> AIM OF THE TASK: Your answer should be one number, the count of lines in the records that carry the string "comments".

•••••

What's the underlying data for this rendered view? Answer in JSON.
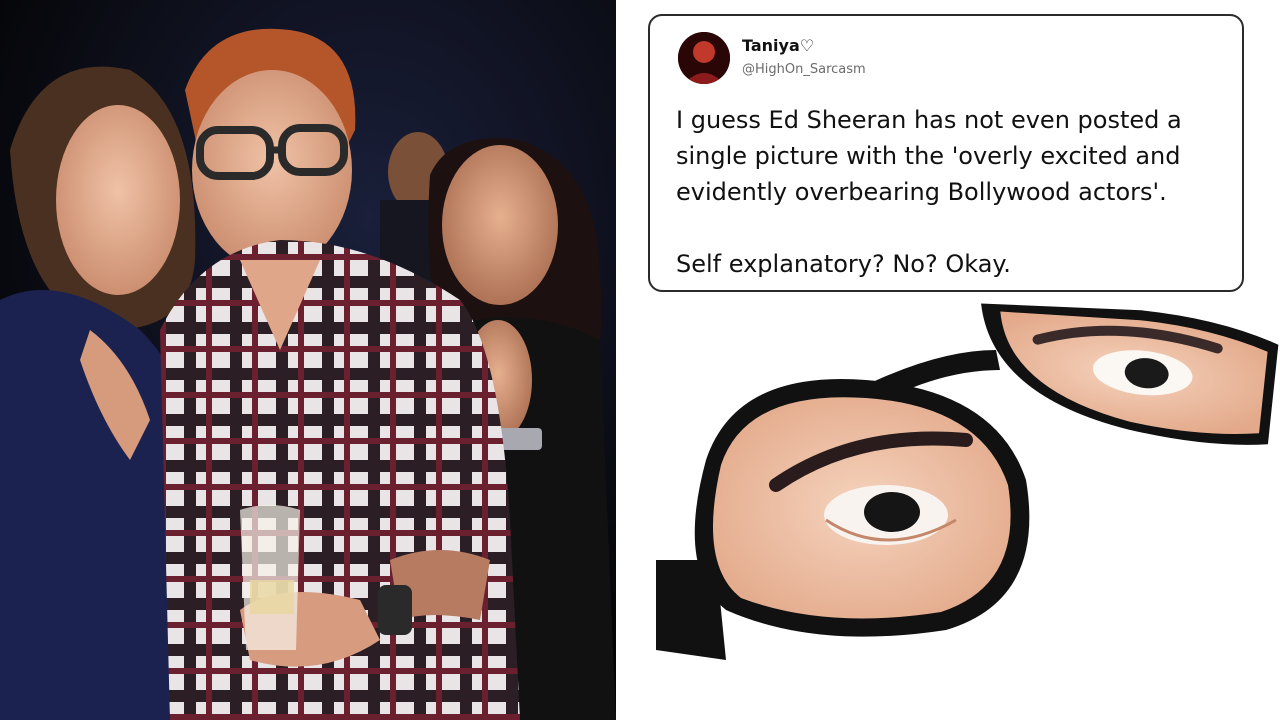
{
  "tweet": {
    "author_name": "Taniya♡",
    "handle": "@HighOn_Sarcasm",
    "text": "I guess Ed Sheeran has not even posted a single picture with the 'overly excited and evidently overbearing Bollywood actors'.\n\nSelf explanatory? No? Okay."
  },
  "colors": {
    "tweet_border": "#2b2b2b",
    "tweet_text": "#111111",
    "handle_text": "#6b6b6b",
    "photo_background": "#0b0b0f",
    "page_background": "#ffffff"
  }
}
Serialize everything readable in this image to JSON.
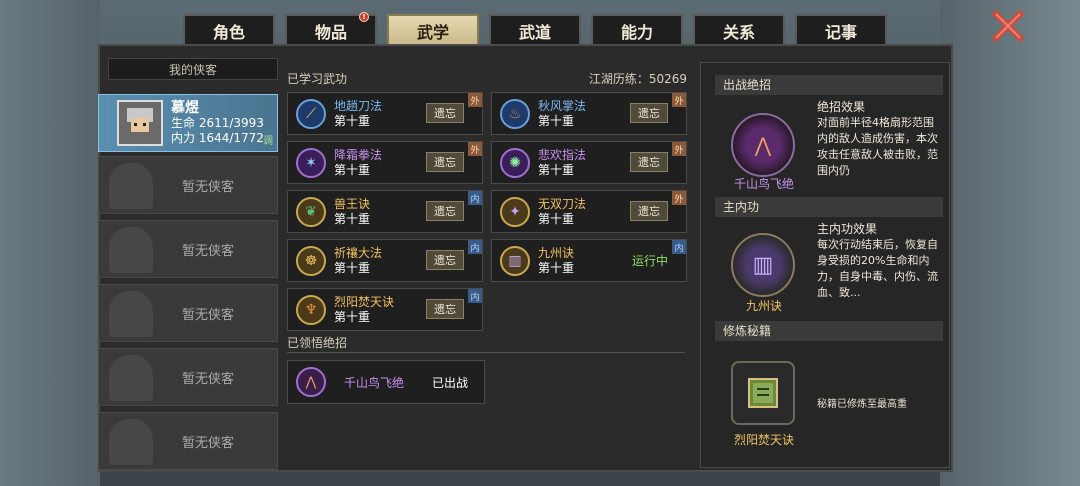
{
  "tabs": [
    {
      "label": "角色"
    },
    {
      "label": "物品",
      "badge": "!"
    },
    {
      "label": "武学",
      "active": true
    },
    {
      "label": "武道"
    },
    {
      "label": "能力"
    },
    {
      "label": "关系"
    },
    {
      "label": "记事"
    }
  ],
  "heroes": {
    "title": "我的侠客",
    "active": {
      "name": "慕煜",
      "hp": "生命 2611/3993",
      "mp": "内力 1644/1772",
      "tag": "调"
    },
    "empty_label": "暂无侠客"
  },
  "learned": {
    "label": "已学习武功",
    "jianghu": "江湖历练：50269",
    "forget_label": "遗忘",
    "running_label": "运行中",
    "skills": [
      {
        "name": "地趟刀法",
        "level": "第十重",
        "type": "外",
        "color": "blue",
        "icon": "blade-icon"
      },
      {
        "name": "秋风掌法",
        "level": "第十重",
        "type": "外",
        "color": "blue",
        "icon": "palm-icon"
      },
      {
        "name": "降霜拳法",
        "level": "第十重",
        "type": "外",
        "color": "purple",
        "icon": "fist-icon"
      },
      {
        "name": "悲欢指法",
        "level": "第十重",
        "type": "外",
        "color": "purple",
        "icon": "finger-icon"
      },
      {
        "name": "兽王诀",
        "level": "第十重",
        "type": "内",
        "color": "gold",
        "icon": "beast-icon"
      },
      {
        "name": "无双刀法",
        "level": "第十重",
        "type": "外",
        "color": "gold",
        "icon": "sword-icon"
      },
      {
        "name": "祈禳大法",
        "level": "第十重",
        "type": "内",
        "color": "gold",
        "icon": "pray-icon"
      },
      {
        "name": "九州诀",
        "level": "第十重",
        "type": "内",
        "color": "gold",
        "icon": "pillar-icon",
        "running": true
      },
      {
        "name": "烈阳焚天诀",
        "level": "第十重",
        "type": "内",
        "color": "gold",
        "icon": "sun-icon"
      }
    ]
  },
  "ultimate": {
    "label": "已领悟绝招",
    "name": "千山鸟飞绝",
    "status": "已出战"
  },
  "right": {
    "battle": {
      "header": "出战绝招",
      "name": "千山鸟飞绝",
      "title": "绝招效果",
      "desc": "对面前半径4格扇形范围内的敌人造成伤害，本次攻击任意敌人被击败，范围内仍"
    },
    "inner": {
      "header": "主内功",
      "name": "九州诀",
      "title": "主内功效果",
      "desc": "每次行动结束后，恢复自身受损的20%生命和内力，自身中毒、内伤、流血、致..."
    },
    "secret": {
      "header": "修炼秘籍",
      "name": "烈阳焚天诀",
      "note": "秘籍已修炼至最高重"
    }
  }
}
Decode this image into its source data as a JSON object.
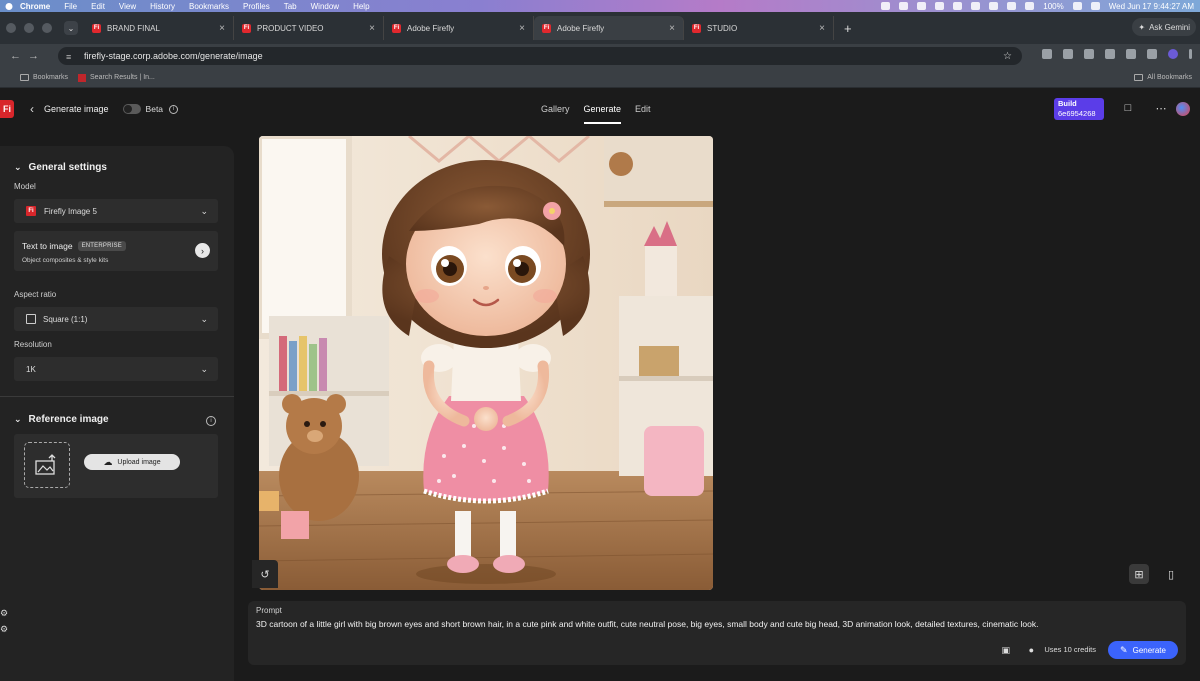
{
  "menubar": {
    "items": [
      "Chrome",
      "File",
      "Edit",
      "View",
      "History",
      "Bookmarks",
      "Profiles",
      "Tab",
      "Window",
      "Help"
    ],
    "battery": "100%",
    "clock": "Wed Jun 17  9:44:27 AM"
  },
  "tabs": [
    {
      "label": "BRAND FINAL"
    },
    {
      "label": "PRODUCT VIDEO"
    },
    {
      "label": "Adobe Firefly"
    },
    {
      "label": "Adobe Firefly"
    },
    {
      "label": "STUDIO"
    }
  ],
  "browser": {
    "ask_label": "Ask Gemini",
    "url": "firefly-stage.corp.adobe.com/generate/image",
    "bookmarks": {
      "folder": "Bookmarks",
      "search": "Search Results | In...",
      "all": "All Bookmarks"
    }
  },
  "header": {
    "logo": "Fi",
    "title": "Generate image",
    "beta": "Beta",
    "tabs": [
      "Gallery",
      "Generate",
      "Edit"
    ],
    "build_label": "Build",
    "build_id": "6e6954268"
  },
  "sidebar": {
    "general_title": "General settings",
    "model_label": "Model",
    "model_value": "Firefly Image 5",
    "card_title": "Text to image",
    "card_badge": "ENTERPRISE",
    "card_sub": "Object composites & style kits",
    "aspect_label": "Aspect ratio",
    "aspect_value": "Square (1:1)",
    "resolution_label": "Resolution",
    "resolution_value": "1K",
    "reference_title": "Reference image",
    "upload_label": "Upload image"
  },
  "prompt": {
    "label": "Prompt",
    "text": "3D cartoon of a little girl with big brown eyes and short brown hair, in a cute pink and white outfit, cute neutral pose, big eyes, small body and cute big head, 3D animation look, detailed textures, cinematic look.",
    "credits": "Uses 10 credits",
    "generate_label": "Generate"
  }
}
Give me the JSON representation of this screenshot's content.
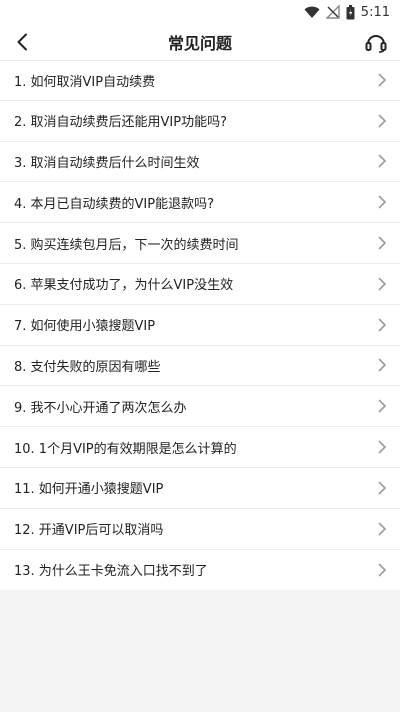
{
  "status_bar": {
    "time": "5:11",
    "icons": [
      "wifi-icon",
      "no-signal-icon",
      "battery-icon"
    ]
  },
  "header": {
    "title": "常见问题",
    "back_icon": "chevron-left-icon",
    "service_icon": "headset-icon"
  },
  "faq": {
    "items": [
      {
        "label": "1. 如何取消VIP自动续费"
      },
      {
        "label": "2. 取消自动续费后还能用VIP功能吗?"
      },
      {
        "label": "3. 取消自动续费后什么时间生效"
      },
      {
        "label": "4. 本月已自动续费的VIP能退款吗?"
      },
      {
        "label": "5. 购买连续包月后，下一次的续费时间"
      },
      {
        "label": "6. 苹果支付成功了，为什么VIP没生效"
      },
      {
        "label": "7. 如何使用小猿搜题VIP"
      },
      {
        "label": "8. 支付失败的原因有哪些"
      },
      {
        "label": "9. 我不小心开通了两次怎么办"
      },
      {
        "label": "10. 1个月VIP的有效期限是怎么计算的"
      },
      {
        "label": "11. 如何开通小猿搜题VIP"
      },
      {
        "label": "12. 开通VIP后可以取消吗"
      },
      {
        "label": "13. 为什么王卡免流入口找不到了"
      }
    ]
  },
  "colors": {
    "background": "#f4f4f4",
    "surface": "#ffffff",
    "divider": "#ececec",
    "text": "#222222",
    "chevron": "#999999"
  }
}
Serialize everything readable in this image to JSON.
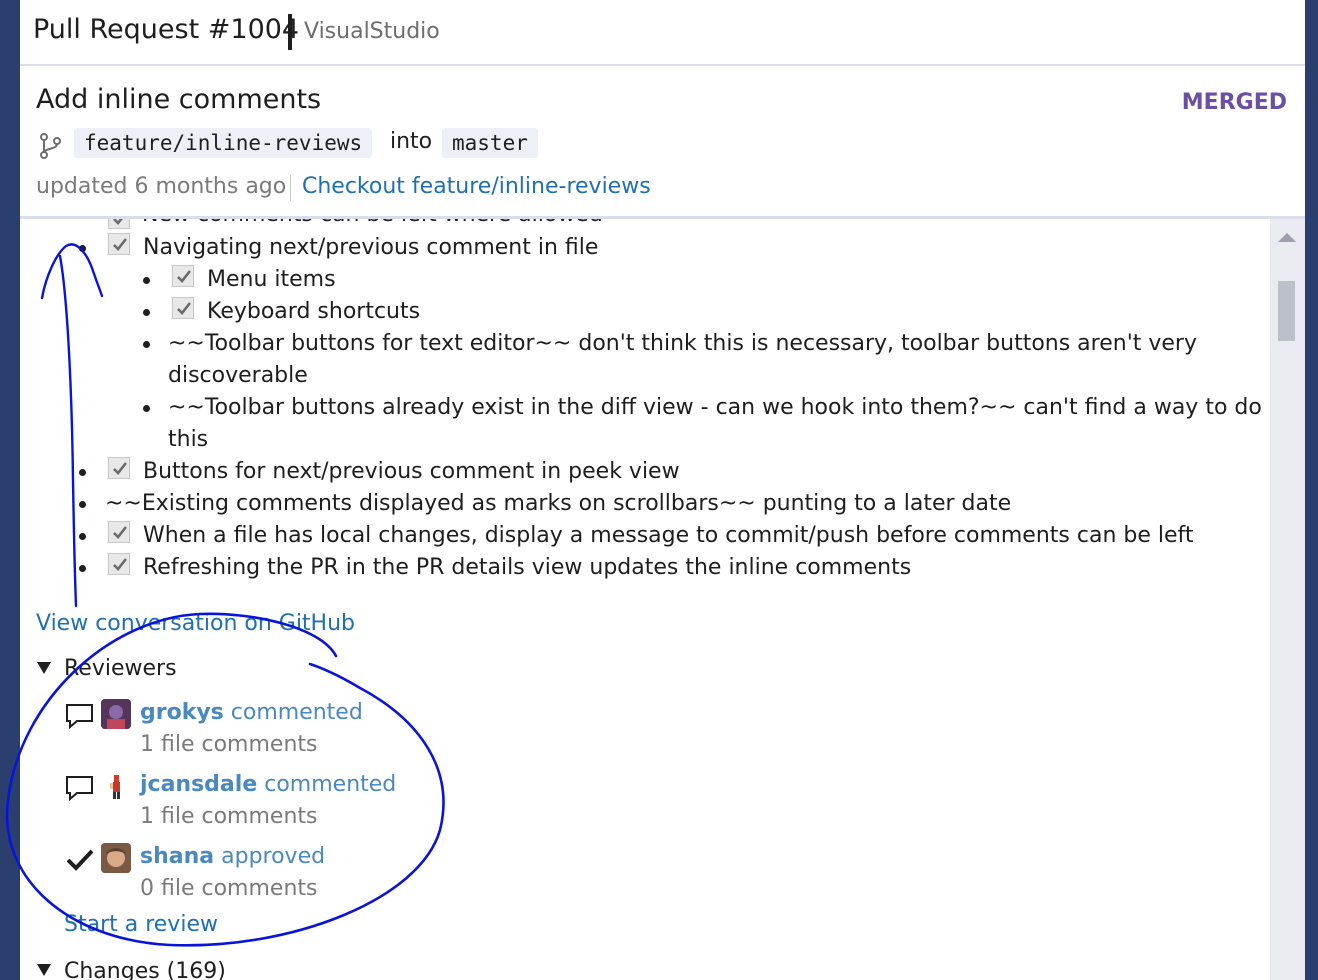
{
  "window": {
    "title": "Pull Request #1004",
    "repo": "VisualStudio"
  },
  "pr": {
    "title": "Add inline comments",
    "state": "MERGED",
    "source_branch": "feature/inline-reviews",
    "into_label": "into",
    "target_branch": "master",
    "updated": "updated 6 months ago",
    "checkout_label": "Checkout feature/inline-reviews"
  },
  "description": {
    "cutoff_text": "New comments can be left where allowed",
    "items": [
      {
        "text": "Navigating next/previous comment in file",
        "checked": true
      },
      {
        "text": "Menu items",
        "checked": true
      },
      {
        "text": "Keyboard shortcuts",
        "checked": true
      },
      {
        "text": "~~Toolbar buttons for text editor~~ don't think this is necessary, toolbar buttons aren't very",
        "text2": "discoverable"
      },
      {
        "text": "~~Toolbar buttons already exist in the diff view - can we hook into them?~~ can't find a way to do",
        "text2": "this"
      },
      {
        "text": "Buttons for next/previous comment in peek view",
        "checked": true
      },
      {
        "text": "~~Existing comments displayed as marks on scrollbars~~ punting to a later date"
      },
      {
        "text": "When a file has local changes, display a message to commit/push before comments can be left",
        "checked": true
      },
      {
        "text": "Refreshing the PR in the PR details view updates the inline comments",
        "checked": true
      }
    ]
  },
  "view_on_github": "View conversation on GitHub",
  "reviewers": {
    "heading": "Reviewers",
    "list": [
      {
        "name": "grokys",
        "action": "commented",
        "comments": "1 file comments",
        "icon": "comment-icon"
      },
      {
        "name": "jcansdale",
        "action": "commented",
        "comments": "1 file comments",
        "icon": "comment-icon"
      },
      {
        "name": "shana",
        "action": "approved",
        "comments": "0 file comments",
        "icon": "checkmark-icon"
      }
    ],
    "start_review": "Start a review"
  },
  "changes": {
    "heading": "Changes (169)"
  },
  "colors": {
    "accent_link": "#1f6fb2",
    "merged": "#6b4fa3",
    "annotation_ink": "#0a14d8"
  }
}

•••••

> SOLUTION TO THE EXERCISE: 8